One piece of good news for credit unions is they still have low delinquency and charge-off rates on business loans compared to banks. According to NCUA data compiled by CUBG, 50% of delinquencies were concentrated in 18 of the 698 credit unions that hold 95% of all MBL dollars as of June 30, 2009. Nearly 230 of these CUs had zero delinquencies. A similar trend rings true for MBL charge-offs, with only 23 CUs having greater than $1 million in MBL charge-offs. The business lending CUSO also found that $83 million or 91% of all charge-offs is concentrated in the portfolios of just 100 CUs.
The low-hanging fruit for cooperatives tends to be in investment real estate, said Kent Moon, president/CEO of Member Business Lending LLC in South Jordan, Utah. He said it's an "overinvestment" that may show early signs that a bubble could burst as foreclosures mount.
"As the market deteriorates, the lending community has to continue to mark down their recovery potential," Moon explained.
This recession is significantly different from the one in the early 1980s when, after the oil embargo, stagflation set in, Moon said. The current downturn was created when certain regulatory issues went unaddressed, he added. The real estate collapse had more to do with mark to market, an accounting concept that requires a lending institution to downgrade capital based on the ability to recover pledged assets on loans. Moon said he believes the answer is new regulation of accounting principles and practices.
"They have to be corrected so that we have a system that doesn't drive down capital," Moon said. "Because mark to market continues to erode a lender's ability lend, real estate owners are not able to recapitalize. It's a vicious cycle."
Meanwhile, credit unions, which have been very effective in weathering the recession, have to maintain a philosophy of sticking with long-term resolutions, Moon said. That may mean being very proactive, watching for danger signals and moving in quickly to do evaluations of things like cash flows to come up with a solution that will help both the member and the credit union. Deferments and interest rate and payment reductions and weekly monitoring also help. Small businesses are divided into early, middle and large phases. It's usually in the early stage when a business will tend to lease space. This is where many of the defaults have occurred, Moon said.
Some of Member Business Lending's clients have been on resolutions plans for the past 24 months and are now in a healthy condition, Moon said. The CUSO's delinquency rate has gone up from 2.7% to 5%, Moon noted. However, its loss rate "has always been sustained at only half of the national average." He said "it shows the resolution approach does work." Just as important is keeping up the psychological and mental health of members, Moon said.

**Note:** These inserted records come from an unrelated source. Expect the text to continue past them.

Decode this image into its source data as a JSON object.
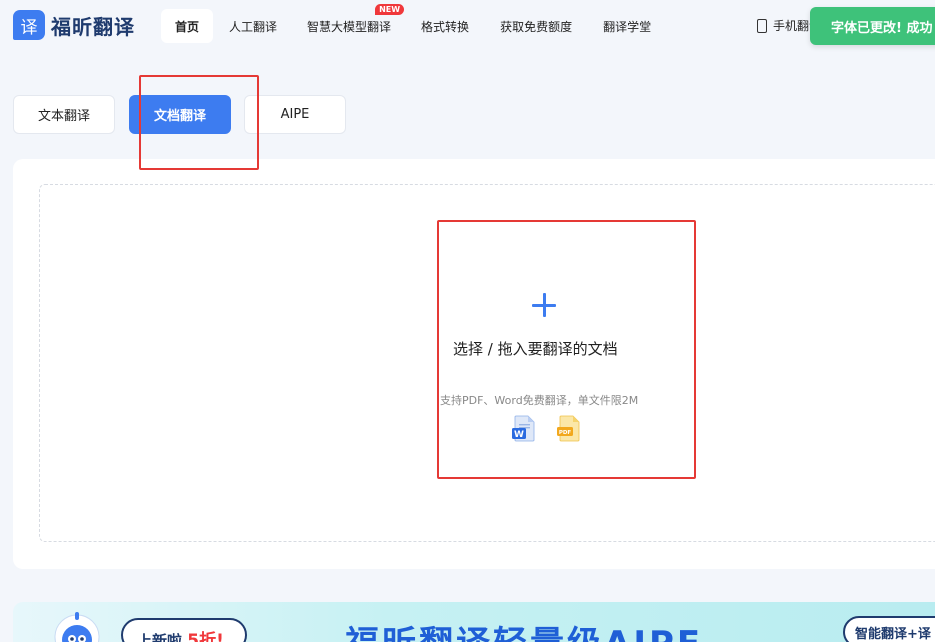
{
  "header": {
    "logo_char": "译",
    "logo_text": "福昕翻译",
    "nav": [
      {
        "label": "首页",
        "active": true
      },
      {
        "label": "人工翻译"
      },
      {
        "label": "智慧大模型翻译",
        "badge": "NEW"
      },
      {
        "label": "格式转换"
      },
      {
        "label": "获取免费额度"
      },
      {
        "label": "翻译学堂"
      }
    ],
    "mobile_label": "手机翻译"
  },
  "toast": {
    "text": "字体已更改! 成功"
  },
  "tabs": [
    {
      "label": "文本翻译"
    },
    {
      "label": "文档翻译",
      "active": true
    },
    {
      "label": "AIPE"
    }
  ],
  "upload": {
    "title": "选择 / 拖入要翻译的文档",
    "hint": "支持PDF、Word免费翻译，单文件限2M",
    "file_icons": [
      "word-icon",
      "pdf-icon"
    ],
    "word_letter": "W",
    "pdf_label": "PDF"
  },
  "banner": {
    "sale_prefix": "上新啦",
    "sale_highlight": "5折!",
    "title": "福昕翻译轻量级AIPE",
    "right_pill": "智能翻译+译"
  },
  "colors": {
    "accent": "#3d7cf0",
    "toast": "#3ec27a",
    "annotation": "#e53935",
    "badge": "#f0383b"
  }
}
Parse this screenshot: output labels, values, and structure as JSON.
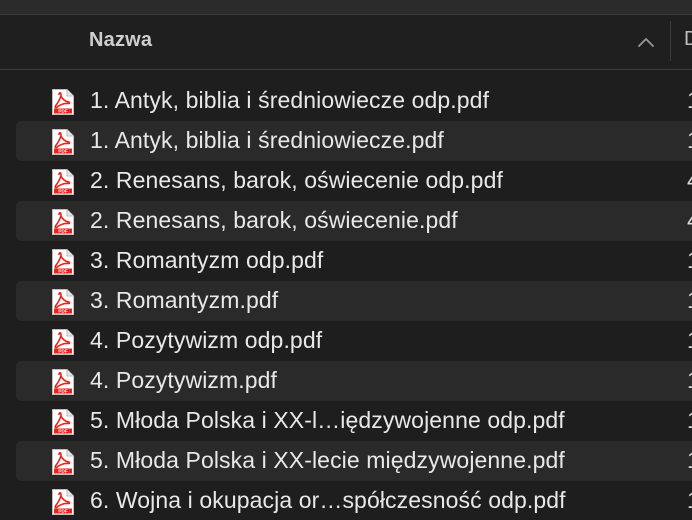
{
  "header": {
    "name_column": "Nazwa",
    "next_column_partial": "D"
  },
  "files": [
    {
      "name": "1. Antyk, biblia i średniowiecze odp.pdf",
      "next": "1"
    },
    {
      "name": "1. Antyk, biblia i średniowiecze.pdf",
      "next": "1"
    },
    {
      "name": "2. Renesans, barok, oświecenie odp.pdf",
      "next": "4"
    },
    {
      "name": "2. Renesans, barok, oświecenie.pdf",
      "next": "4"
    },
    {
      "name": "3. Romantyzm odp.pdf",
      "next": "1"
    },
    {
      "name": "3. Romantyzm.pdf",
      "next": "1"
    },
    {
      "name": "4. Pozytywizm odp.pdf",
      "next": "1"
    },
    {
      "name": "4. Pozytywizm.pdf",
      "next": "1"
    },
    {
      "name": "5. Młoda Polska i XX-l…iędzywojenne odp.pdf",
      "next": "1"
    },
    {
      "name": "5. Młoda Polska i XX-lecie międzywojenne.pdf",
      "next": "1"
    },
    {
      "name": "6. Wojna i okupacja or…spółczesność odp.pdf",
      "next": "1"
    }
  ],
  "icons": {
    "file_icon": "pdf-file-icon",
    "sort_icon": "chevron-up-icon"
  },
  "colors": {
    "background": "#1e1e1e",
    "alt_row": "#2a2a2a",
    "pdf_red": "#e3261f",
    "text": "#e8e8e8"
  }
}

"Don't move in with an adversarial approach. What we find is that members are deeply grateful and nearly all have returned to healthy conditions. In the end, it helps members, it helps credit unions and the nation as a whole."